**Exercise**
Reproduce every line of the listing as written, apart from the pictures.

**Data for review**
════════════════

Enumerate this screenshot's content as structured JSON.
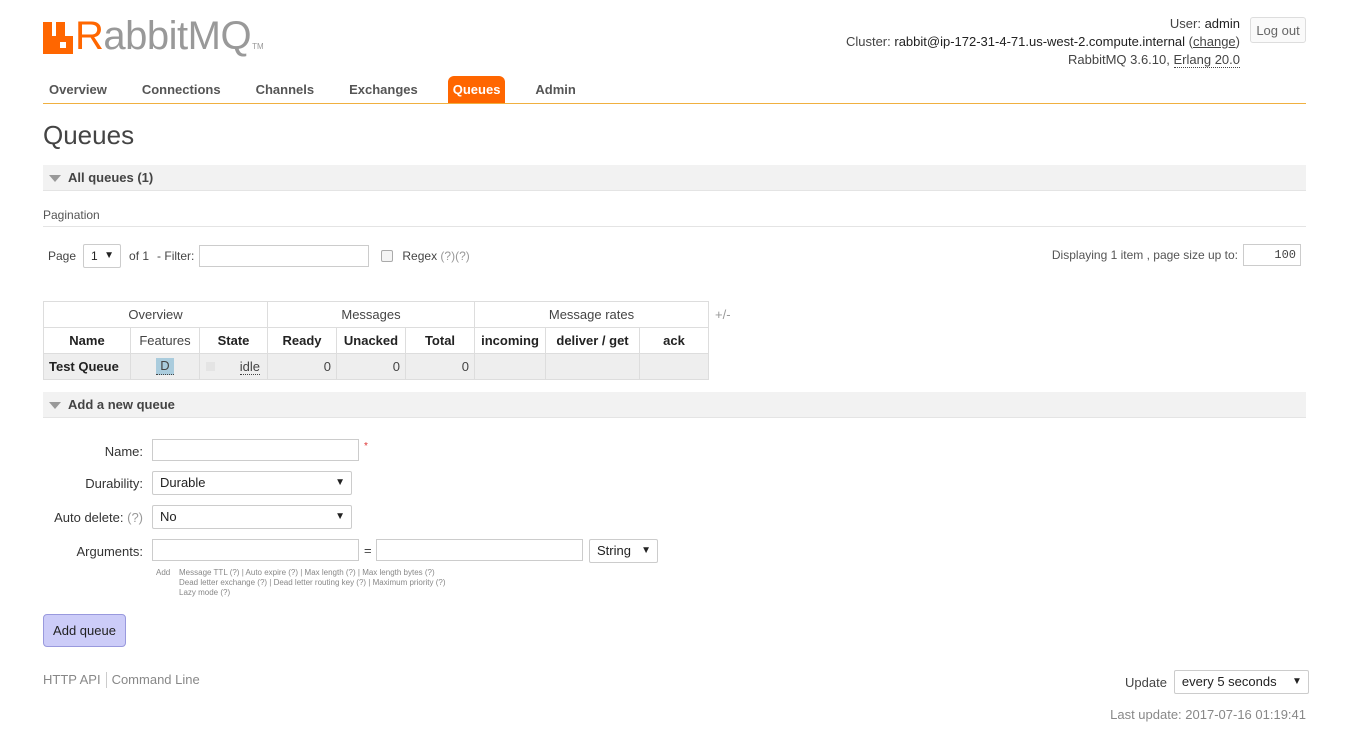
{
  "logo": {
    "text_r": "R",
    "text_rest": "abbitMQ",
    "tm": "TM"
  },
  "header": {
    "user_label": "User:",
    "user": "admin",
    "cluster_label": "Cluster:",
    "cluster": "rabbit@ip-172-31-4-71.us-west-2.compute.internal",
    "change": "change",
    "version": "RabbitMQ 3.6.10,",
    "erlang": "Erlang 20.0",
    "logout": "Log out"
  },
  "nav": [
    "Overview",
    "Connections",
    "Channels",
    "Exchanges",
    "Queues",
    "Admin"
  ],
  "nav_active": "Queues",
  "page_title": "Queues",
  "all_queues": {
    "title": "All queues (1)"
  },
  "pagination": {
    "label": "Pagination",
    "page_label": "Page",
    "page_value": "1",
    "of": "of 1",
    "filter_label": "- Filter:",
    "regex": "Regex",
    "help1": "(?)(?)",
    "displaying": "Displaying 1 item , page size up to:",
    "page_size": "100"
  },
  "table": {
    "groups": [
      "Overview",
      "Messages",
      "Message rates"
    ],
    "columns": [
      "Name",
      "Features",
      "State",
      "Ready",
      "Unacked",
      "Total",
      "incoming",
      "deliver / get",
      "ack"
    ],
    "rows": [
      {
        "name": "Test Queue",
        "features": "D",
        "state": "idle",
        "ready": "0",
        "unacked": "0",
        "total": "0",
        "incoming": "",
        "deliver_get": "",
        "ack": ""
      }
    ],
    "toggle": "+/-"
  },
  "add_queue": {
    "title": "Add a new queue",
    "name_label": "Name:",
    "required": "*",
    "durability_label": "Durability:",
    "durability_value": "Durable",
    "auto_delete_label": "Auto delete:",
    "auto_delete_help": "(?)",
    "auto_delete_value": "No",
    "arguments_label": "Arguments:",
    "equals": "=",
    "arg_type": "String",
    "add": "Add",
    "help_line1": "Message TTL (?) | Auto expire (?) | Max length (?) | Max length bytes (?)",
    "help_line2": "Dead letter exchange (?) | Dead letter routing key (?) | Maximum priority (?)",
    "help_line3": "Lazy mode (?)",
    "button": "Add queue"
  },
  "footer": {
    "http_api": "HTTP API",
    "command_line": "Command Line",
    "update_label": "Update",
    "update_value": "every 5 seconds",
    "last_update": "Last update: 2017-07-16 01:19:41"
  },
  "colors": {
    "accent": "#ff6600",
    "button": "#ccccf8"
  }
}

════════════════

**Written answer**
Enumerate this screenshot's content as structured JSON.
{
  "logo": {
    "text_r": "R",
    "text_rest": "abbitMQ",
    "tm": "TM"
  },
  "header": {
    "user_label": "User:",
    "user": "admin",
    "cluster_label": "Cluster:",
    "cluster": "rabbit@ip-172-31-4-71.us-west-2.compute.internal",
    "change": "change",
    "version": "RabbitMQ 3.6.10,",
    "erlang": "Erlang 20.0",
    "logout": "Log out"
  },
  "nav": [
    "Overview",
    "Connections",
    "Channels",
    "Exchanges",
    "Queues",
    "Admin"
  ],
  "nav_active": "Queues",
  "page_title": "Queues",
  "all_queues": {
    "title": "All queues (1)"
  },
  "pagination": {
    "label": "Pagination",
    "page_label": "Page",
    "page_value": "1",
    "of": "of 1",
    "filter_label": "- Filter:",
    "regex": "Regex",
    "help1": "(?)(?)",
    "displaying": "Displaying 1 item , page size up to:",
    "page_size": "100"
  },
  "table": {
    "groups": [
      "Overview",
      "Messages",
      "Message rates"
    ],
    "columns": [
      "Name",
      "Features",
      "State",
      "Ready",
      "Unacked",
      "Total",
      "incoming",
      "deliver / get",
      "ack"
    ],
    "rows": [
      {
        "name": "Test Queue",
        "features": "D",
        "state": "idle",
        "ready": "0",
        "unacked": "0",
        "total": "0",
        "incoming": "",
        "deliver_get": "",
        "ack": ""
      }
    ],
    "toggle": "+/-"
  },
  "add_queue": {
    "title": "Add a new queue",
    "name_label": "Name:",
    "required": "*",
    "durability_label": "Durability:",
    "durability_value": "Durable",
    "auto_delete_label": "Auto delete:",
    "auto_delete_help": "(?)",
    "auto_delete_value": "No",
    "arguments_label": "Arguments:",
    "equals": "=",
    "arg_type": "String",
    "add": "Add",
    "help_line1": "Message TTL (?) | Auto expire (?) | Max length (?) | Max length bytes (?)",
    "help_line2": "Dead letter exchange (?) | Dead letter routing key (?) | Maximum priority (?)",
    "help_line3": "Lazy mode (?)",
    "button": "Add queue"
  },
  "footer": {
    "http_api": "HTTP API",
    "command_line": "Command Line",
    "update_label": "Update",
    "update_value": "every 5 seconds",
    "last_update": "Last update: 2017-07-16 01:19:41"
  },
  "colors": {
    "accent": "#ff6600",
    "button": "#ccccf8"
  }
}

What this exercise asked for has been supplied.